Is your incoming weather forecast OK to release butterflies in? Is it too cold? Too windy? Too rainy? To answer that question, let’s consider all of the factors that can affect a butterfly when it is released:
After all of the meticulous planning that you’ve undoubtedly undergone, we’re sure you’re excited and ready to release your butterflies. But don’t get too carried away! You want to release it at the best time for the creature’s own safety as well.
Ideal release temperatures are above 70 degrees although they can be released down to 60 degrees.
Butterflies are cold-blooded critters. Few can fly in temperatures below 60 degrees. If they must be released in cooler weather, it is best to place the butterfly underneath the end of a low tree limb, as high as you can reach. This keeps them out of the reach of ground predators such as ants. It protects them from rain and wind.
Although some species of butterflies will live through freezing temperatures, they do not fly when it is cold. If they are wet in freezing temperatures, they will die.
If it is raining too much for you to want to stand in it, don’t release butterflies in it.
Rain doesn’t harm butterflies. They live through storms. But they rarely fly in heavy rain. Instead, they land and wait for the rain to stop and for their bodies to dry before they fly again.
If you MUST release in the rain, do the same as for low temperatures. Place them underneath the end of a low tree limb, as high as you can reach.
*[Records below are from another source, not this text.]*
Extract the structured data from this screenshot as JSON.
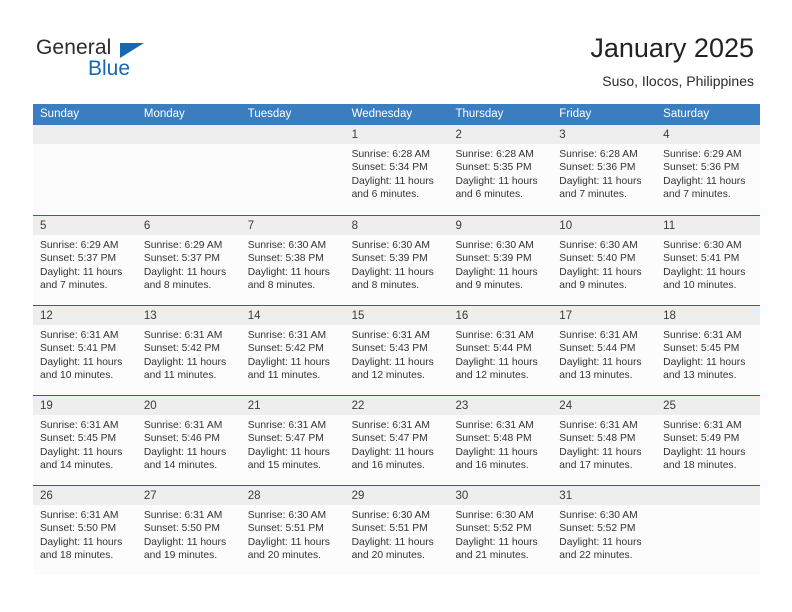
{
  "brand": {
    "word_one": "General",
    "word_two": "Blue",
    "logo_icon": "blue-triangle-icon"
  },
  "header": {
    "title": "January 2025",
    "subtitle": "Suso, Ilocos, Philippines"
  },
  "colors": {
    "header_blue": "#3a7ebf",
    "rule_blue": "#1668b3",
    "brand_blue": "#1668b3",
    "date_band": "#eeeeee",
    "cell_bg": "#fcfcfc"
  },
  "weekdays": [
    "Sunday",
    "Monday",
    "Tuesday",
    "Wednesday",
    "Thursday",
    "Friday",
    "Saturday"
  ],
  "calendar": {
    "month": "January",
    "year": "2025",
    "weeks": [
      [
        {
          "day": "",
          "lines": []
        },
        {
          "day": "",
          "lines": []
        },
        {
          "day": "",
          "lines": []
        },
        {
          "day": "1",
          "lines": [
            "Sunrise: 6:28 AM",
            "Sunset: 5:34 PM",
            "Daylight: 11 hours",
            "and 6 minutes."
          ]
        },
        {
          "day": "2",
          "lines": [
            "Sunrise: 6:28 AM",
            "Sunset: 5:35 PM",
            "Daylight: 11 hours",
            "and 6 minutes."
          ]
        },
        {
          "day": "3",
          "lines": [
            "Sunrise: 6:28 AM",
            "Sunset: 5:36 PM",
            "Daylight: 11 hours",
            "and 7 minutes."
          ]
        },
        {
          "day": "4",
          "lines": [
            "Sunrise: 6:29 AM",
            "Sunset: 5:36 PM",
            "Daylight: 11 hours",
            "and 7 minutes."
          ]
        }
      ],
      [
        {
          "day": "5",
          "lines": [
            "Sunrise: 6:29 AM",
            "Sunset: 5:37 PM",
            "Daylight: 11 hours",
            "and 7 minutes."
          ]
        },
        {
          "day": "6",
          "lines": [
            "Sunrise: 6:29 AM",
            "Sunset: 5:37 PM",
            "Daylight: 11 hours",
            "and 8 minutes."
          ]
        },
        {
          "day": "7",
          "lines": [
            "Sunrise: 6:30 AM",
            "Sunset: 5:38 PM",
            "Daylight: 11 hours",
            "and 8 minutes."
          ]
        },
        {
          "day": "8",
          "lines": [
            "Sunrise: 6:30 AM",
            "Sunset: 5:39 PM",
            "Daylight: 11 hours",
            "and 8 minutes."
          ]
        },
        {
          "day": "9",
          "lines": [
            "Sunrise: 6:30 AM",
            "Sunset: 5:39 PM",
            "Daylight: 11 hours",
            "and 9 minutes."
          ]
        },
        {
          "day": "10",
          "lines": [
            "Sunrise: 6:30 AM",
            "Sunset: 5:40 PM",
            "Daylight: 11 hours",
            "and 9 minutes."
          ]
        },
        {
          "day": "11",
          "lines": [
            "Sunrise: 6:30 AM",
            "Sunset: 5:41 PM",
            "Daylight: 11 hours",
            "and 10 minutes."
          ]
        }
      ],
      [
        {
          "day": "12",
          "lines": [
            "Sunrise: 6:31 AM",
            "Sunset: 5:41 PM",
            "Daylight: 11 hours",
            "and 10 minutes."
          ]
        },
        {
          "day": "13",
          "lines": [
            "Sunrise: 6:31 AM",
            "Sunset: 5:42 PM",
            "Daylight: 11 hours",
            "and 11 minutes."
          ]
        },
        {
          "day": "14",
          "lines": [
            "Sunrise: 6:31 AM",
            "Sunset: 5:42 PM",
            "Daylight: 11 hours",
            "and 11 minutes."
          ]
        },
        {
          "day": "15",
          "lines": [
            "Sunrise: 6:31 AM",
            "Sunset: 5:43 PM",
            "Daylight: 11 hours",
            "and 12 minutes."
          ]
        },
        {
          "day": "16",
          "lines": [
            "Sunrise: 6:31 AM",
            "Sunset: 5:44 PM",
            "Daylight: 11 hours",
            "and 12 minutes."
          ]
        },
        {
          "day": "17",
          "lines": [
            "Sunrise: 6:31 AM",
            "Sunset: 5:44 PM",
            "Daylight: 11 hours",
            "and 13 minutes."
          ]
        },
        {
          "day": "18",
          "lines": [
            "Sunrise: 6:31 AM",
            "Sunset: 5:45 PM",
            "Daylight: 11 hours",
            "and 13 minutes."
          ]
        }
      ],
      [
        {
          "day": "19",
          "lines": [
            "Sunrise: 6:31 AM",
            "Sunset: 5:45 PM",
            "Daylight: 11 hours",
            "and 14 minutes."
          ]
        },
        {
          "day": "20",
          "lines": [
            "Sunrise: 6:31 AM",
            "Sunset: 5:46 PM",
            "Daylight: 11 hours",
            "and 14 minutes."
          ]
        },
        {
          "day": "21",
          "lines": [
            "Sunrise: 6:31 AM",
            "Sunset: 5:47 PM",
            "Daylight: 11 hours",
            "and 15 minutes."
          ]
        },
        {
          "day": "22",
          "lines": [
            "Sunrise: 6:31 AM",
            "Sunset: 5:47 PM",
            "Daylight: 11 hours",
            "and 16 minutes."
          ]
        },
        {
          "day": "23",
          "lines": [
            "Sunrise: 6:31 AM",
            "Sunset: 5:48 PM",
            "Daylight: 11 hours",
            "and 16 minutes."
          ]
        },
        {
          "day": "24",
          "lines": [
            "Sunrise: 6:31 AM",
            "Sunset: 5:48 PM",
            "Daylight: 11 hours",
            "and 17 minutes."
          ]
        },
        {
          "day": "25",
          "lines": [
            "Sunrise: 6:31 AM",
            "Sunset: 5:49 PM",
            "Daylight: 11 hours",
            "and 18 minutes."
          ]
        }
      ],
      [
        {
          "day": "26",
          "lines": [
            "Sunrise: 6:31 AM",
            "Sunset: 5:50 PM",
            "Daylight: 11 hours",
            "and 18 minutes."
          ]
        },
        {
          "day": "27",
          "lines": [
            "Sunrise: 6:31 AM",
            "Sunset: 5:50 PM",
            "Daylight: 11 hours",
            "and 19 minutes."
          ]
        },
        {
          "day": "28",
          "lines": [
            "Sunrise: 6:30 AM",
            "Sunset: 5:51 PM",
            "Daylight: 11 hours",
            "and 20 minutes."
          ]
        },
        {
          "day": "29",
          "lines": [
            "Sunrise: 6:30 AM",
            "Sunset: 5:51 PM",
            "Daylight: 11 hours",
            "and 20 minutes."
          ]
        },
        {
          "day": "30",
          "lines": [
            "Sunrise: 6:30 AM",
            "Sunset: 5:52 PM",
            "Daylight: 11 hours",
            "and 21 minutes."
          ]
        },
        {
          "day": "31",
          "lines": [
            "Sunrise: 6:30 AM",
            "Sunset: 5:52 PM",
            "Daylight: 11 hours",
            "and 22 minutes."
          ]
        },
        {
          "day": "",
          "lines": []
        }
      ]
    ]
  }
}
Release an hour before sunset if possible.
Although they can be released thirty minutes before sunset, their chance of survival is greater if they are released an hour before sunset. When it is dusk or dark, they sit and wait for sunshine.
If you MUST release in the dark, do the same as for low temperatures. Place them underneath the end of a low tree limb, as high as you can reach.
If the temperature, light, and other factors are not conductive for releases, chances are that they will land on the ground where people will step on them. Even if people are careful, they often pick up butterflies to move them to a safer location. Unless people know how to pick handle butterflies, they can mishandle them, causing fatal injuries.
The butterflies you release should be released where there is grass or plants. Concrete and roads are not safe release areas.